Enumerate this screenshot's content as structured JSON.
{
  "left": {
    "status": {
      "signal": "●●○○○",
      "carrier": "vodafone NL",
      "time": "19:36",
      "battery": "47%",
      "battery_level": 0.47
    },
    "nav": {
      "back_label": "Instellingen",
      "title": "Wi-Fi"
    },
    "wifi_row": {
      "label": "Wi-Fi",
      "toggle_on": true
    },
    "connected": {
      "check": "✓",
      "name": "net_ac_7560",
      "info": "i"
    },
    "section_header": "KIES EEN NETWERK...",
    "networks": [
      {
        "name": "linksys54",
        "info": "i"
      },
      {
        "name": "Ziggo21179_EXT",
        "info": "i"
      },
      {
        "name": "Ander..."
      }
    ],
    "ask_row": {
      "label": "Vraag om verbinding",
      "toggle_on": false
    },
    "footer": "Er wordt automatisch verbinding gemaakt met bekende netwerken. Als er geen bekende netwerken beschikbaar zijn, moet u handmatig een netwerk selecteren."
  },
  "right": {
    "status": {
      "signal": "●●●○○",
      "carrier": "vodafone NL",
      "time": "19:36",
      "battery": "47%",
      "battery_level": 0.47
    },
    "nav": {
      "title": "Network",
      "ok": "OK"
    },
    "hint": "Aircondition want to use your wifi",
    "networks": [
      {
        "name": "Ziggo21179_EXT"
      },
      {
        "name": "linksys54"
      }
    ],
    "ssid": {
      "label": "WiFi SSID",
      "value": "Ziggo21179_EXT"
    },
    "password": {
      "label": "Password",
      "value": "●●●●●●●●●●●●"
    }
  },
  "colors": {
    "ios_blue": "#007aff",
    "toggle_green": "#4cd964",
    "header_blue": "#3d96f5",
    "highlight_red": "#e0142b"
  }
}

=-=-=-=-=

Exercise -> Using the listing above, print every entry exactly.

Response ->
Enumerate this screenshot's content as structured JSON.
{
  "left": {
    "status": {
      "signal": "●●○○○",
      "carrier": "vodafone NL",
      "time": "19:36",
      "battery": "47%",
      "battery_level": 0.47
    },
    "nav": {
      "back_label": "Instellingen",
      "title": "Wi-Fi"
    },
    "wifi_row": {
      "label": "Wi-Fi",
      "toggle_on": true
    },
    "connected": {
      "check": "✓",
      "name": "net_ac_7560",
      "info": "i"
    },
    "section_header": "KIES EEN NETWERK...",
    "networks": [
      {
        "name": "linksys54",
        "info": "i"
      },
      {
        "name": "Ziggo21179_EXT",
        "info": "i"
      },
      {
        "name": "Ander..."
      }
    ],
    "ask_row": {
      "label": "Vraag om verbinding",
      "toggle_on": false
    },
    "footer": "Er wordt automatisch verbinding gemaakt met bekende netwerken. Als er geen bekende netwerken beschikbaar zijn, moet u handmatig een netwerk selecteren."
  },
  "right": {
    "status": {
      "signal": "●●●○○",
      "carrier": "vodafone NL",
      "time": "19:36",
      "battery": "47%",
      "battery_level": 0.47
    },
    "nav": {
      "title": "Network",
      "ok": "OK"
    },
    "hint": "Aircondition want to use your wifi",
    "networks": [
      {
        "name": "Ziggo21179_EXT"
      },
      {
        "name": "linksys54"
      }
    ],
    "ssid": {
      "label": "WiFi SSID",
      "value": "Ziggo21179_EXT"
    },
    "password": {
      "label": "Password",
      "value": "●●●●●●●●●●●●"
    }
  },
  "colors": {
    "ios_blue": "#007aff",
    "toggle_green": "#4cd964",
    "header_blue": "#3d96f5",
    "highlight_red": "#e0142b"
  }
}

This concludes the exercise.